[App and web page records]
╭──

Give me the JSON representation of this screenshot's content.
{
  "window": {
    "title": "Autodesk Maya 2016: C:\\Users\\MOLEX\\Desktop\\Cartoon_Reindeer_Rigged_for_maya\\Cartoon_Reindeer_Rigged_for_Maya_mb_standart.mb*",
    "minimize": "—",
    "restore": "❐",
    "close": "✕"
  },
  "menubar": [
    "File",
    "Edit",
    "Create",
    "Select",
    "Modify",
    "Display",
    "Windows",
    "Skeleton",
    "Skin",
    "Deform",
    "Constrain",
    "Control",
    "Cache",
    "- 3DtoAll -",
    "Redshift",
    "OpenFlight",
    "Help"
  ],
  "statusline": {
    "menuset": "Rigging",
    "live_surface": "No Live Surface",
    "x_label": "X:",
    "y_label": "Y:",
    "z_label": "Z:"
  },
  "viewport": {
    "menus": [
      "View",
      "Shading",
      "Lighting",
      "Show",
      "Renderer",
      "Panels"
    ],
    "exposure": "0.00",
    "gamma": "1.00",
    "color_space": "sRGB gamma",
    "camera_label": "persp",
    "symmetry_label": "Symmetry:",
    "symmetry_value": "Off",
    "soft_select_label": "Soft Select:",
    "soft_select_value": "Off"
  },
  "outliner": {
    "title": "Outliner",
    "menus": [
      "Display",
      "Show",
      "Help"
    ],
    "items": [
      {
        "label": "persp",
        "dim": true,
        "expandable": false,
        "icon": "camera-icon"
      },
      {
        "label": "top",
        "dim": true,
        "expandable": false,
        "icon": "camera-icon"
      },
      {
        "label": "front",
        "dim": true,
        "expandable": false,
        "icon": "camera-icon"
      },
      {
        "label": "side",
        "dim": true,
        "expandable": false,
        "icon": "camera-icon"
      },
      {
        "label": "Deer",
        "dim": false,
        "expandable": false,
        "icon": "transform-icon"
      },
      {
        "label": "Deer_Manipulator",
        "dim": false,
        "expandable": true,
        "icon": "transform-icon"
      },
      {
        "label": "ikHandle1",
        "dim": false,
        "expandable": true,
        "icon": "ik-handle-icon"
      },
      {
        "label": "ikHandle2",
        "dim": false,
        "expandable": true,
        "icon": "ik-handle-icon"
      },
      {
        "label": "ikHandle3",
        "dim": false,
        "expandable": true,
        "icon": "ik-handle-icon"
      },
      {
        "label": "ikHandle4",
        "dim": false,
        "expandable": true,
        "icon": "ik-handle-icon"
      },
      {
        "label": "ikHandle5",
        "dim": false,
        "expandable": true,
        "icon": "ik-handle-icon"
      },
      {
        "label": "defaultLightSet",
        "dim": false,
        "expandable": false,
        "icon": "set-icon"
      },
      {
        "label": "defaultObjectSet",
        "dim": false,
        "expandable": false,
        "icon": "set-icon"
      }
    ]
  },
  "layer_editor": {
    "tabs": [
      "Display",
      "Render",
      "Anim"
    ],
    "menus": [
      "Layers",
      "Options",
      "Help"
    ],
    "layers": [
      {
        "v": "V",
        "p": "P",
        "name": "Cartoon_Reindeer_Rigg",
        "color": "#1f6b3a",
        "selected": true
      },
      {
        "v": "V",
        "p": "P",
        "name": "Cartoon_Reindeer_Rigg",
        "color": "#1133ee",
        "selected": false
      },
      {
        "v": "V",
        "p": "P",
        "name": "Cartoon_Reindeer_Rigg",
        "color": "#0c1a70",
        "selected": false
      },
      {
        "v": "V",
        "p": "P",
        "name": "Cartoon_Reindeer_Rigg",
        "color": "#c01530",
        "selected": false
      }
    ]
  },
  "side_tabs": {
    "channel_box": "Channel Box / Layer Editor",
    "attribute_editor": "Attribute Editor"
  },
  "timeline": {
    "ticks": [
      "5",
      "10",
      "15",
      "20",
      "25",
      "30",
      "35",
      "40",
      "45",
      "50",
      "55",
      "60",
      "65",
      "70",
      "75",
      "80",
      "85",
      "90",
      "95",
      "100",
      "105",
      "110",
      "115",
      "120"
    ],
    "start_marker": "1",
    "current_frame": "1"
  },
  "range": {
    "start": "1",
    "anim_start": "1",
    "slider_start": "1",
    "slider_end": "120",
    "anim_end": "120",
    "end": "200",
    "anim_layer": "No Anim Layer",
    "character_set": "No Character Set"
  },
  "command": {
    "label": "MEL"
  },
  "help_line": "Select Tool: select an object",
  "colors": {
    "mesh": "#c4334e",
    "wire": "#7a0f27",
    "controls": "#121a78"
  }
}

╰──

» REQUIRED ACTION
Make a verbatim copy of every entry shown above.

» RESPONSE BELOW
Give me the JSON representation of this screenshot's content.
{
  "window": {
    "title": "Autodesk Maya 2016: C:\\Users\\MOLEX\\Desktop\\Cartoon_Reindeer_Rigged_for_maya\\Cartoon_Reindeer_Rigged_for_Maya_mb_standart.mb*",
    "minimize": "—",
    "restore": "❐",
    "close": "✕"
  },
  "menubar": [
    "File",
    "Edit",
    "Create",
    "Select",
    "Modify",
    "Display",
    "Windows",
    "Skeleton",
    "Skin",
    "Deform",
    "Constrain",
    "Control",
    "Cache",
    "- 3DtoAll -",
    "Redshift",
    "OpenFlight",
    "Help"
  ],
  "statusline": {
    "menuset": "Rigging",
    "live_surface": "No Live Surface",
    "x_label": "X:",
    "y_label": "Y:",
    "z_label": "Z:"
  },
  "viewport": {
    "menus": [
      "View",
      "Shading",
      "Lighting",
      "Show",
      "Renderer",
      "Panels"
    ],
    "exposure": "0.00",
    "gamma": "1.00",
    "color_space": "sRGB gamma",
    "camera_label": "persp",
    "symmetry_label": "Symmetry:",
    "symmetry_value": "Off",
    "soft_select_label": "Soft Select:",
    "soft_select_value": "Off"
  },
  "outliner": {
    "title": "Outliner",
    "menus": [
      "Display",
      "Show",
      "Help"
    ],
    "items": [
      {
        "label": "persp",
        "dim": true,
        "expandable": false,
        "icon": "camera-icon"
      },
      {
        "label": "top",
        "dim": true,
        "expandable": false,
        "icon": "camera-icon"
      },
      {
        "label": "front",
        "dim": true,
        "expandable": false,
        "icon": "camera-icon"
      },
      {
        "label": "side",
        "dim": true,
        "expandable": false,
        "icon": "camera-icon"
      },
      {
        "label": "Deer",
        "dim": false,
        "expandable": false,
        "icon": "transform-icon"
      },
      {
        "label": "Deer_Manipulator",
        "dim": false,
        "expandable": true,
        "icon": "transform-icon"
      },
      {
        "label": "ikHandle1",
        "dim": false,
        "expandable": true,
        "icon": "ik-handle-icon"
      },
      {
        "label": "ikHandle2",
        "dim": false,
        "expandable": true,
        "icon": "ik-handle-icon"
      },
      {
        "label": "ikHandle3",
        "dim": false,
        "expandable": true,
        "icon": "ik-handle-icon"
      },
      {
        "label": "ikHandle4",
        "dim": false,
        "expandable": true,
        "icon": "ik-handle-icon"
      },
      {
        "label": "ikHandle5",
        "dim": false,
        "expandable": true,
        "icon": "ik-handle-icon"
      },
      {
        "label": "defaultLightSet",
        "dim": false,
        "expandable": false,
        "icon": "set-icon"
      },
      {
        "label": "defaultObjectSet",
        "dim": false,
        "expandable": false,
        "icon": "set-icon"
      }
    ]
  },
  "layer_editor": {
    "tabs": [
      "Display",
      "Render",
      "Anim"
    ],
    "menus": [
      "Layers",
      "Options",
      "Help"
    ],
    "layers": [
      {
        "v": "V",
        "p": "P",
        "name": "Cartoon_Reindeer_Rigg",
        "color": "#1f6b3a",
        "selected": true
      },
      {
        "v": "V",
        "p": "P",
        "name": "Cartoon_Reindeer_Rigg",
        "color": "#1133ee",
        "selected": false
      },
      {
        "v": "V",
        "p": "P",
        "name": "Cartoon_Reindeer_Rigg",
        "color": "#0c1a70",
        "selected": false
      },
      {
        "v": "V",
        "p": "P",
        "name": "Cartoon_Reindeer_Rigg",
        "color": "#c01530",
        "selected": false
      }
    ]
  },
  "side_tabs": {
    "channel_box": "Channel Box / Layer Editor",
    "attribute_editor": "Attribute Editor"
  },
  "timeline": {
    "ticks": [
      "5",
      "10",
      "15",
      "20",
      "25",
      "30",
      "35",
      "40",
      "45",
      "50",
      "55",
      "60",
      "65",
      "70",
      "75",
      "80",
      "85",
      "90",
      "95",
      "100",
      "105",
      "110",
      "115",
      "120"
    ],
    "start_marker": "1",
    "current_frame": "1"
  },
  "range": {
    "start": "1",
    "anim_start": "1",
    "slider_start": "1",
    "slider_end": "120",
    "anim_end": "120",
    "end": "200",
    "anim_layer": "No Anim Layer",
    "character_set": "No Character Set"
  },
  "command": {
    "label": "MEL"
  },
  "help_line": "Select Tool: select an object",
  "colors": {
    "mesh": "#c4334e",
    "wire": "#7a0f27",
    "controls": "#121a78"
  }
}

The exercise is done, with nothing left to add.